Find the word "this" in the data, then copy each line where it is found.

————————

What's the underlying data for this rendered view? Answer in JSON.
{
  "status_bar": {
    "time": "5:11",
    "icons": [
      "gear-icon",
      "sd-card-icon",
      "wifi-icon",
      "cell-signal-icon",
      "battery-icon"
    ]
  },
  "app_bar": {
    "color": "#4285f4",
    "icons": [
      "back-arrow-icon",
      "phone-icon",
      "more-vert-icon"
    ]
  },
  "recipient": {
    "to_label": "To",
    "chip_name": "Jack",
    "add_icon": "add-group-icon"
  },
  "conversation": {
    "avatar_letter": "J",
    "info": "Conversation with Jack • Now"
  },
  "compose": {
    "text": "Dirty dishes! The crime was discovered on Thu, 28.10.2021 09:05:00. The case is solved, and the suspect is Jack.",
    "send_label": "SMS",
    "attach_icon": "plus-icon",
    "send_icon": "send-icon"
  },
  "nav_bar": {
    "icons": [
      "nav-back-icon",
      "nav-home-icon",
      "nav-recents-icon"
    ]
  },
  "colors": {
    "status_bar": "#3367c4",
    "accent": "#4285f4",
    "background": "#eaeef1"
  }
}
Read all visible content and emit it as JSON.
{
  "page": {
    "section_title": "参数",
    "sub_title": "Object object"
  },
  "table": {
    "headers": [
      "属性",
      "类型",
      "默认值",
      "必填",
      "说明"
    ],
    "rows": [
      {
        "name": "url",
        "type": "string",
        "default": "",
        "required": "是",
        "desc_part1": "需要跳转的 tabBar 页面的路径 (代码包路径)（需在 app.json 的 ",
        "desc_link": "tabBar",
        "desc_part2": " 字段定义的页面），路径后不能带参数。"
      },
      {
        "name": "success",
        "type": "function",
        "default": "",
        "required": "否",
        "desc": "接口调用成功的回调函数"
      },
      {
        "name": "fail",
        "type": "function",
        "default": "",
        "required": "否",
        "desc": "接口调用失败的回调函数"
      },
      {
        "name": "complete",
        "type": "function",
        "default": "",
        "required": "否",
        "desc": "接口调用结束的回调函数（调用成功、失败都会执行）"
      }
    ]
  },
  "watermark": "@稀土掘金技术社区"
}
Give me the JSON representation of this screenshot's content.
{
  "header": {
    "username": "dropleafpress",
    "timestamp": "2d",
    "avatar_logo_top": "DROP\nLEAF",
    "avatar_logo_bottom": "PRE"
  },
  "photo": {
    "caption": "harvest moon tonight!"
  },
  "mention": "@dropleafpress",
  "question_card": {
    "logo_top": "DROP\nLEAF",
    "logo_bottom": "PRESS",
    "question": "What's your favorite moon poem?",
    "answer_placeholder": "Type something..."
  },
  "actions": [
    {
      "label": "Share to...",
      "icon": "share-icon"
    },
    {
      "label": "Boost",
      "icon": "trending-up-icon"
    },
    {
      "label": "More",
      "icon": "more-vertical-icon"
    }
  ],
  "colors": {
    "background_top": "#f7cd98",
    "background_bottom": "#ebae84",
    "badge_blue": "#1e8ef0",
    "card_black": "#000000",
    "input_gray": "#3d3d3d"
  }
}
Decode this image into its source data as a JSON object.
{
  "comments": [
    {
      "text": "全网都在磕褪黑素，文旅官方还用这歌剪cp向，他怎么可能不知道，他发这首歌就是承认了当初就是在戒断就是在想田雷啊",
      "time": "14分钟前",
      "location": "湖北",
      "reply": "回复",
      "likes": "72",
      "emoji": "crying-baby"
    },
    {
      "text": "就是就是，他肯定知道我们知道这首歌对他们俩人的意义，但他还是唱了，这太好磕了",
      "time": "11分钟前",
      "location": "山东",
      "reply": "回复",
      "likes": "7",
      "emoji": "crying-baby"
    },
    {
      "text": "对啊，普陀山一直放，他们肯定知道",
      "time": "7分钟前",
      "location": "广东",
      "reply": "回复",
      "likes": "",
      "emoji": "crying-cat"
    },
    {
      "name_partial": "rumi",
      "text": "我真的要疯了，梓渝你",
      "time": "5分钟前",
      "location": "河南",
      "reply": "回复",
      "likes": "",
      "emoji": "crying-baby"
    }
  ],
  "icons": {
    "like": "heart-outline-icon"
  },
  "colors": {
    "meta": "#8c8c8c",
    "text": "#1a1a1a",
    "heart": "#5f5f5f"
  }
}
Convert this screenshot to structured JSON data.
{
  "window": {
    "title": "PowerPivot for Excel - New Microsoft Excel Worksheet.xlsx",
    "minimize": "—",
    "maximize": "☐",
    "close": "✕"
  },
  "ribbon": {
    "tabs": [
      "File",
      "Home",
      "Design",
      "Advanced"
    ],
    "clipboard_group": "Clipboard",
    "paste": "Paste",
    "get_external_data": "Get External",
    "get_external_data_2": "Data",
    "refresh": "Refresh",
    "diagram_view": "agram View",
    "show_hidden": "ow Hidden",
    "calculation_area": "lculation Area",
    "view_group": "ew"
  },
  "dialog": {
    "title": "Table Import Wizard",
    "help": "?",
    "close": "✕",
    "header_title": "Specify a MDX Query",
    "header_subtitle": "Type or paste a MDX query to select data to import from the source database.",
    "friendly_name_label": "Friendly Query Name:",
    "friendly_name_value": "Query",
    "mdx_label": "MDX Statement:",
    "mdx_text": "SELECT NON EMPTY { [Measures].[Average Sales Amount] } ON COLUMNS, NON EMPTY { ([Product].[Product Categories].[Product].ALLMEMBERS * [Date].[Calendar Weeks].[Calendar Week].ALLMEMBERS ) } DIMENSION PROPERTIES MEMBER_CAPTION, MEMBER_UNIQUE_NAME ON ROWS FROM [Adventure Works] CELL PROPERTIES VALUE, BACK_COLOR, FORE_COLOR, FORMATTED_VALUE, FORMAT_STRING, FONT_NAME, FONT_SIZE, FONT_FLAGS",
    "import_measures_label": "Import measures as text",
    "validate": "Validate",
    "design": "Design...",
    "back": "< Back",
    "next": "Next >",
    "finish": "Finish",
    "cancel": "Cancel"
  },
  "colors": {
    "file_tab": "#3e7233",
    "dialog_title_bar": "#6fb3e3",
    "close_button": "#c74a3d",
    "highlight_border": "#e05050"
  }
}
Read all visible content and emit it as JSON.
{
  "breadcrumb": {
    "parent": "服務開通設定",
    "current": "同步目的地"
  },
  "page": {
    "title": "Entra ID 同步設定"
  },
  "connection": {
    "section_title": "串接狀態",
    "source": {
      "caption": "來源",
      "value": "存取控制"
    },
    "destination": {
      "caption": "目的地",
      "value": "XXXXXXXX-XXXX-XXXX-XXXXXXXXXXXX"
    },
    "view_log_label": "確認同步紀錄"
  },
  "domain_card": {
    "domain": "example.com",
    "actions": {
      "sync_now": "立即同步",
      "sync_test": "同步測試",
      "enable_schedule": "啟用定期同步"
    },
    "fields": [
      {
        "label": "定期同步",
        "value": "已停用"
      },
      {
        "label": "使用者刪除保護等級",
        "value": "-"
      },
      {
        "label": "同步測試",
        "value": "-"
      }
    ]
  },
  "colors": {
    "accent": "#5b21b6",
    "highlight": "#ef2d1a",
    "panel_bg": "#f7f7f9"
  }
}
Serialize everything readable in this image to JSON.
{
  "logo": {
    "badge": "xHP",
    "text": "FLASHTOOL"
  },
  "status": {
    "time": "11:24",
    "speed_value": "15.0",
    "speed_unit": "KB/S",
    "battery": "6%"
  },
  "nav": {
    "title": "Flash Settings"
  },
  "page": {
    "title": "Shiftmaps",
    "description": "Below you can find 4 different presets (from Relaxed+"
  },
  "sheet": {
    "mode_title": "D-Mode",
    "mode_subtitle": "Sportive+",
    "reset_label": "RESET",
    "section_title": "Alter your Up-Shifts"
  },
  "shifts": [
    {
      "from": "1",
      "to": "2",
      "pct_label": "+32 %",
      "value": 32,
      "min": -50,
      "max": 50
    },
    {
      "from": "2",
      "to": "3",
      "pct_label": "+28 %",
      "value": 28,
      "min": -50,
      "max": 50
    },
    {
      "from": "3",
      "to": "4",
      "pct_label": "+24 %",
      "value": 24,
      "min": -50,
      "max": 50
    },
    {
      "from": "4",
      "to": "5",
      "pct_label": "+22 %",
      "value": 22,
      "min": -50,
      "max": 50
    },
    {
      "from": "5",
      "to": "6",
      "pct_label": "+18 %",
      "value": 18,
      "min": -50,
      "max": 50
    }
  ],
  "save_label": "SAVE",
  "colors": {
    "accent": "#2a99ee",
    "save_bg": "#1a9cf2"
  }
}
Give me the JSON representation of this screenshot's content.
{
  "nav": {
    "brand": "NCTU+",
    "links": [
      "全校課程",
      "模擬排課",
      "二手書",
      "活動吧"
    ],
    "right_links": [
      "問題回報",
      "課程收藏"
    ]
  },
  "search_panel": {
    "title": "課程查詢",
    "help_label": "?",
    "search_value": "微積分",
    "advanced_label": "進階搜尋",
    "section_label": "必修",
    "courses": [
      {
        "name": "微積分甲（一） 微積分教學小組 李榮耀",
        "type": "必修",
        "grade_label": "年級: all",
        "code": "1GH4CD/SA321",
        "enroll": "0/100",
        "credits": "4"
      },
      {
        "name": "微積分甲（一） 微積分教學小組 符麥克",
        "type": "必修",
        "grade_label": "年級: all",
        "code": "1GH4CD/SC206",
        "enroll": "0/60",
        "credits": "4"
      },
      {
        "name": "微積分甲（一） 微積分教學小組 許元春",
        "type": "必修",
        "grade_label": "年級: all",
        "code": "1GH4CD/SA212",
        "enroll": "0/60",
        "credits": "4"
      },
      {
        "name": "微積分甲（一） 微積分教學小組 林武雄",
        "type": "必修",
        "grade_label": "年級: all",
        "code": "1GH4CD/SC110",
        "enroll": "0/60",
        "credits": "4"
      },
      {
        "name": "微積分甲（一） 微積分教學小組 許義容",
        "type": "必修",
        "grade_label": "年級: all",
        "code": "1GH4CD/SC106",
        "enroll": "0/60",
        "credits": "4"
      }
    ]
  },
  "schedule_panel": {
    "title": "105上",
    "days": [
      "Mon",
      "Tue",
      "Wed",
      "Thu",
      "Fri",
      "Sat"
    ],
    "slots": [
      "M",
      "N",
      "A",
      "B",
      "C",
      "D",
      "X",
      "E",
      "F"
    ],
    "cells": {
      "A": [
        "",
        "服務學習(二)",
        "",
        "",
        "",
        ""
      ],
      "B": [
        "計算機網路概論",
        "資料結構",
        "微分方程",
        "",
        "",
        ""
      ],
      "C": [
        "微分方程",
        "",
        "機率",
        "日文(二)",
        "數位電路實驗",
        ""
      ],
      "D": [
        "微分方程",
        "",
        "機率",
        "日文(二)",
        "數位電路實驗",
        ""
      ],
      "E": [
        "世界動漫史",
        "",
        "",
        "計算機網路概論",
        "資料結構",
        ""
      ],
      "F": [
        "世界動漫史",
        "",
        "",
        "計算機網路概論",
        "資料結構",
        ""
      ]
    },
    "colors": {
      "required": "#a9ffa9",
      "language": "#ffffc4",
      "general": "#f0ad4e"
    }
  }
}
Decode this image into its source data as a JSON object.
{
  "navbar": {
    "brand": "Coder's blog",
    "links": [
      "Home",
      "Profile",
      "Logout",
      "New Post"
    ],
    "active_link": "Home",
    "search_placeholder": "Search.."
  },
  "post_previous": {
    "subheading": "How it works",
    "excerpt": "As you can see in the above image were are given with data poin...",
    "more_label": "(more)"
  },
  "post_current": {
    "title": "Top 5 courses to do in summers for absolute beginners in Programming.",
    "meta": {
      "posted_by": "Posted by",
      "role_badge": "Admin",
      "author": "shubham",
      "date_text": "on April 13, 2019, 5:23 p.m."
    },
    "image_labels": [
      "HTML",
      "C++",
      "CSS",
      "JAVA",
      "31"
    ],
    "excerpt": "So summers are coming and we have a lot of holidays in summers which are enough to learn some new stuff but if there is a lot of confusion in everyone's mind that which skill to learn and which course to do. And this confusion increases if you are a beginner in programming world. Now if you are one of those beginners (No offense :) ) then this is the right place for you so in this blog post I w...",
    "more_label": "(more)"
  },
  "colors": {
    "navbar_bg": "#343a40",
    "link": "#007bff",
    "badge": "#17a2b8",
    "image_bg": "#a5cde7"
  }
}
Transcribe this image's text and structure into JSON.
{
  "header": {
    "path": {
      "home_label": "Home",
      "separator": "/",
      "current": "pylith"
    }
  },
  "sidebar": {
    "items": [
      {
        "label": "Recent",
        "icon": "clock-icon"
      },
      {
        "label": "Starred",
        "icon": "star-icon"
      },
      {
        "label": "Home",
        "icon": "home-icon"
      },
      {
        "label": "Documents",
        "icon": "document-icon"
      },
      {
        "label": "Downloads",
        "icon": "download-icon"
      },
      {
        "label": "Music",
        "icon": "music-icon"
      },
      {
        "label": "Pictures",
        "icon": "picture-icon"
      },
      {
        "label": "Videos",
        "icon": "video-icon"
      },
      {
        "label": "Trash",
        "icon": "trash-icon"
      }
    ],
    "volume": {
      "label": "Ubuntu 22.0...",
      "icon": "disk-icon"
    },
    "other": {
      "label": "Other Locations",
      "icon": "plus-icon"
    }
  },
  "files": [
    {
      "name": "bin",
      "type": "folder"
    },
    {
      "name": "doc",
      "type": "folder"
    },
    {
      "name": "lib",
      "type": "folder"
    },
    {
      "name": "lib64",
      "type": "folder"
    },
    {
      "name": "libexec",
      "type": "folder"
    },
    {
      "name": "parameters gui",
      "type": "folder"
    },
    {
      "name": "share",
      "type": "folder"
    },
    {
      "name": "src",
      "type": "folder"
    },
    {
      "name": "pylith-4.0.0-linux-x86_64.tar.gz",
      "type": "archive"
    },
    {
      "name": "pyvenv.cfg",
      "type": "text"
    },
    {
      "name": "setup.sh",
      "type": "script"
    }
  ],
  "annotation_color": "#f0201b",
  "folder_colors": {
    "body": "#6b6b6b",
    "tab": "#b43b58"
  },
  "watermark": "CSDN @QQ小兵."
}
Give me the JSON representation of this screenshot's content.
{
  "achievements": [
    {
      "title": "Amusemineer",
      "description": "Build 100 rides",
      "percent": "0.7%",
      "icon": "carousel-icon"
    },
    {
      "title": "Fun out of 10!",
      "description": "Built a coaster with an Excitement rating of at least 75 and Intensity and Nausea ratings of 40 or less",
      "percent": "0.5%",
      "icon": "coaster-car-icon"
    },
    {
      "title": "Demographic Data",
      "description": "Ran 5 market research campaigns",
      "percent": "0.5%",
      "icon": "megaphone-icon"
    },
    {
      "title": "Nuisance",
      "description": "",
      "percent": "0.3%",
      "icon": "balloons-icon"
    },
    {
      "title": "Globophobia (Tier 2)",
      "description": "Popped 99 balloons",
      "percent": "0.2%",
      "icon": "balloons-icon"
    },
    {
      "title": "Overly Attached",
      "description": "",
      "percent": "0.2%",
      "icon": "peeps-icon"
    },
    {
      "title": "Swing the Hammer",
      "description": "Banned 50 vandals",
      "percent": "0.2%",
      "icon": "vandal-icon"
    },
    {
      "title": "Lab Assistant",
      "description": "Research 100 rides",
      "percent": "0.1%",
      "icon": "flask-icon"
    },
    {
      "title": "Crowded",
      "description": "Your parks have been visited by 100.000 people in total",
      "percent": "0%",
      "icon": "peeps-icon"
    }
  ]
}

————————

**ANSWER SECTION**
What's the underlying data for this rendered view? Answer in JSON.
Give me the JSON representation of this screenshot's content.
Decode this image into its source data as a JSON object.
Convert this screenshot to structured JSON data.
Serialize everything readable in this image to JSON.
Give me the JSON representation of this screenshot's content.
Decode this image into its source data as a JSON object.
    "excerpt": "So summers are coming and we have a lot of holidays in summers which are enough to learn some new stuff but if there is a lot of confusion in everyone's mind that which skill to learn and which course to do. And this confusion increases if you are a beginner in programming world. Now if you are one of those beginners (No offense :) ) then this is the right place for you so in this blog post I w...",
Transcribe this image's text and structure into JSON.
Give me the JSON representation of this screenshot's content.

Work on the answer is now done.